(EXERCISE AIM): For the word "Jason", work out how many lines in the records below contain it and state that count alone.

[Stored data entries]
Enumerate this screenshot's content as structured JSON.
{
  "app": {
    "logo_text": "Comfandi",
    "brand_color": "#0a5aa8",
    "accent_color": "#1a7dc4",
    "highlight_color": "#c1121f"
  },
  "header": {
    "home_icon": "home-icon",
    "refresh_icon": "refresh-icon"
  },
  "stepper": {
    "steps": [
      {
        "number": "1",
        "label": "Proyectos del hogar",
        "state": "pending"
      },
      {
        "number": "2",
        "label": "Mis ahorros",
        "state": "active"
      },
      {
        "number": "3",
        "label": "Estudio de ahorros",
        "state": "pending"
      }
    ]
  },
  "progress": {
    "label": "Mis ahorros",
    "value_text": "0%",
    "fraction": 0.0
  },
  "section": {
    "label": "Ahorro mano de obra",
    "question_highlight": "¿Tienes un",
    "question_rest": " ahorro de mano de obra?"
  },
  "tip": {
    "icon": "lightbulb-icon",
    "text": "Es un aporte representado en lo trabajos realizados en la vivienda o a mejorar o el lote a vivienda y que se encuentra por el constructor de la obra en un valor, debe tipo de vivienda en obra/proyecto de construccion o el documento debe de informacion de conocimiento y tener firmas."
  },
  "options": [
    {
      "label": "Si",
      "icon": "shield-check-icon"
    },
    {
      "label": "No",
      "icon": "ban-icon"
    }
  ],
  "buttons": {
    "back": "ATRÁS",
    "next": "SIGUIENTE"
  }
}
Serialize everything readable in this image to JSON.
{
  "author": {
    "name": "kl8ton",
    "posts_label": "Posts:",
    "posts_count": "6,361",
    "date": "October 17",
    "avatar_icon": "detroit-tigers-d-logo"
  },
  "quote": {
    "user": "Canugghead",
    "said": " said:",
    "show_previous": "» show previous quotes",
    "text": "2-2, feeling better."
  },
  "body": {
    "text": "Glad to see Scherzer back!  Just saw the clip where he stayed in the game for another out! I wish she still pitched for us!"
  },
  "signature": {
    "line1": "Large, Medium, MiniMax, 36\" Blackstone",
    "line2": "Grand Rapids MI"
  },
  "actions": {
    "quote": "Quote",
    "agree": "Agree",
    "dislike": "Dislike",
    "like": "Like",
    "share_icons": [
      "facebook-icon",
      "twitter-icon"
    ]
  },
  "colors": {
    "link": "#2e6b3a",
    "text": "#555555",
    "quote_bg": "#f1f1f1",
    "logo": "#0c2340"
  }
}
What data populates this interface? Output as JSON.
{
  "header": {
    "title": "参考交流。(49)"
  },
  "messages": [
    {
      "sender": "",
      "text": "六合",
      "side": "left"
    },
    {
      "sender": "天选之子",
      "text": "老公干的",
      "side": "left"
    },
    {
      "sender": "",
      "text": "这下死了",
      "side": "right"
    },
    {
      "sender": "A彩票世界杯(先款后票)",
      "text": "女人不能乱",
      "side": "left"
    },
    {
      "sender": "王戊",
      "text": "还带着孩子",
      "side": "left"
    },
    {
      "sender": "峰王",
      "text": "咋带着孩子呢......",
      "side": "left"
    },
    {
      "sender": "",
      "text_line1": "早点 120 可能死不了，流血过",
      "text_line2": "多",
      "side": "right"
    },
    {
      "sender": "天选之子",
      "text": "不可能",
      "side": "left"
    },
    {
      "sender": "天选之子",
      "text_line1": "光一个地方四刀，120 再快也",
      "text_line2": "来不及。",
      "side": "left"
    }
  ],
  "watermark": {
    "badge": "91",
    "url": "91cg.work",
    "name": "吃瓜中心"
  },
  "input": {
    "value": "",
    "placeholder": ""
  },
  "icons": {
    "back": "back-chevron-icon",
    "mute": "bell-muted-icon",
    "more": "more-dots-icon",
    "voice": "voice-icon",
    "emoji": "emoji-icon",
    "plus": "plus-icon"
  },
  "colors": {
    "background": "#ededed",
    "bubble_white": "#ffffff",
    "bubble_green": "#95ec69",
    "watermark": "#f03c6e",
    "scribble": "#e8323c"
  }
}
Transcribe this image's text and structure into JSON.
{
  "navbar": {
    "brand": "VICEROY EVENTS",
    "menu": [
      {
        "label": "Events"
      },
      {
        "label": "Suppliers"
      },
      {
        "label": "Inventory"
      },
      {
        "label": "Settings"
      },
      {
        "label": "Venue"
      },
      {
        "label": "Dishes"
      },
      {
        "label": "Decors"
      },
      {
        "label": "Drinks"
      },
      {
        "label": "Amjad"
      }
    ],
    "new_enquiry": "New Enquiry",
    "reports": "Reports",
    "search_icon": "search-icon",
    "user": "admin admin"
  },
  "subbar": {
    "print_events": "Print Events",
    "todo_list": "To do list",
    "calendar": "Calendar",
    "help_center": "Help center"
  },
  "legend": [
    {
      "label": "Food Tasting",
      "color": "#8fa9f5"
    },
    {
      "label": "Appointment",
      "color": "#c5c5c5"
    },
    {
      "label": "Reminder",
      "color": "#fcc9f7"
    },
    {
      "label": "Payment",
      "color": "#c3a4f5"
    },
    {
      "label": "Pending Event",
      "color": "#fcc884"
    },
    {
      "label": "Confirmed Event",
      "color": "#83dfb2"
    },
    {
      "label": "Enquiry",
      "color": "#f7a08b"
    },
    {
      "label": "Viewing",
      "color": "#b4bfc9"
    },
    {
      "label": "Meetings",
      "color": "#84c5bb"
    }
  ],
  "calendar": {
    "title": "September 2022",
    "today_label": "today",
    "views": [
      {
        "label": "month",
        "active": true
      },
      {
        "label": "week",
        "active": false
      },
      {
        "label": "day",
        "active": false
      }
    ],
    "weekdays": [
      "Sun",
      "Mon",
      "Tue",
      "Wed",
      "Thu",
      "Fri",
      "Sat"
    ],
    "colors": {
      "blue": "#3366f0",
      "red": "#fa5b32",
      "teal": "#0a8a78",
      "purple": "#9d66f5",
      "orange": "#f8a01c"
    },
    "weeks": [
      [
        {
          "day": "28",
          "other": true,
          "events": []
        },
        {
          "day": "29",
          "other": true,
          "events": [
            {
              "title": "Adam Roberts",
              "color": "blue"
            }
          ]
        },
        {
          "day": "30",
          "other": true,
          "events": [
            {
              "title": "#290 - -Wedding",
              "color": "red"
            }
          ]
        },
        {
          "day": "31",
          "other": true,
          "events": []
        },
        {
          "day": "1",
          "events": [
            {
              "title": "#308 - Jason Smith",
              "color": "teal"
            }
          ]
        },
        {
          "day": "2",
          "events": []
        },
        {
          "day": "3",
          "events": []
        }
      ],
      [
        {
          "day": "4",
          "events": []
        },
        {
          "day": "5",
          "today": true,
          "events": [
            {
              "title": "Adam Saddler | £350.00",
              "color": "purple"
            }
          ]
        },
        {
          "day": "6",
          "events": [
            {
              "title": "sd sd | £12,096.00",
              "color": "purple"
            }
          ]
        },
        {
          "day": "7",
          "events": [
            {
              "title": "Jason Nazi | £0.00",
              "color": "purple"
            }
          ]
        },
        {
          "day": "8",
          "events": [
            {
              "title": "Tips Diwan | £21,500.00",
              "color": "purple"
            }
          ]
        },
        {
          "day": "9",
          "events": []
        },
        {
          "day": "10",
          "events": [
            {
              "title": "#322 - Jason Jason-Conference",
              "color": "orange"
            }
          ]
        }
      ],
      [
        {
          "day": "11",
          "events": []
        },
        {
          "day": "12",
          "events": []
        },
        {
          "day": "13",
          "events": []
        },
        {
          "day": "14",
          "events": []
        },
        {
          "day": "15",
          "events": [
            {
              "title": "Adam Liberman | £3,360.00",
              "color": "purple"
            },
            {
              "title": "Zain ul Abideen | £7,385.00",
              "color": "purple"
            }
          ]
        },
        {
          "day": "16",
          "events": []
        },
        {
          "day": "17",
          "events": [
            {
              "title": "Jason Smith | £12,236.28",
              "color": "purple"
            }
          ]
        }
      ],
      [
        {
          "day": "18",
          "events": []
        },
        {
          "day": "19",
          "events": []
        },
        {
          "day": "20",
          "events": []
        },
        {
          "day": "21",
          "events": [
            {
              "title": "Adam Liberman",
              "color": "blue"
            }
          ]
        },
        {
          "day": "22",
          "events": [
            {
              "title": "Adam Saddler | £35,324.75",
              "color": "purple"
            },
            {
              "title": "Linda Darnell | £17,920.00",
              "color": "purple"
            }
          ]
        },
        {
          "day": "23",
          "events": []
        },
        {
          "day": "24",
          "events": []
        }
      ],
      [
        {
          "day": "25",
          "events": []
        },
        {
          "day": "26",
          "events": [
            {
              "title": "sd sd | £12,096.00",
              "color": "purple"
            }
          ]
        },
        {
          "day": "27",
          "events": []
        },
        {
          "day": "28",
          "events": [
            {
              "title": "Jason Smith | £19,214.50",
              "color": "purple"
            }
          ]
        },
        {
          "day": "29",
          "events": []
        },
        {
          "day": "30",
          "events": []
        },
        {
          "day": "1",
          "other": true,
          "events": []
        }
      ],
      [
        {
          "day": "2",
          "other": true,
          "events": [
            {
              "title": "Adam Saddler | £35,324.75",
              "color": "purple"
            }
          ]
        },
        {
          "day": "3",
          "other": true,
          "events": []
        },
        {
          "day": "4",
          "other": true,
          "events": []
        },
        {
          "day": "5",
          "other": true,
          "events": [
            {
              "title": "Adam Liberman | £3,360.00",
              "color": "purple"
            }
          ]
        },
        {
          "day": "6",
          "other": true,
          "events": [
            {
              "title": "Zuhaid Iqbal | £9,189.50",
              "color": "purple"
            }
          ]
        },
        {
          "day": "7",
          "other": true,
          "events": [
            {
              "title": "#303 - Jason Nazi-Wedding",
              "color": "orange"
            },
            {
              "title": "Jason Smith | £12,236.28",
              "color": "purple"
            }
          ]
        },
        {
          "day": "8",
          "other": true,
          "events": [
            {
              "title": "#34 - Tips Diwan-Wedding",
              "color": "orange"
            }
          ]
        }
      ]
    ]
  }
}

(WRITTEN ANSWER): 7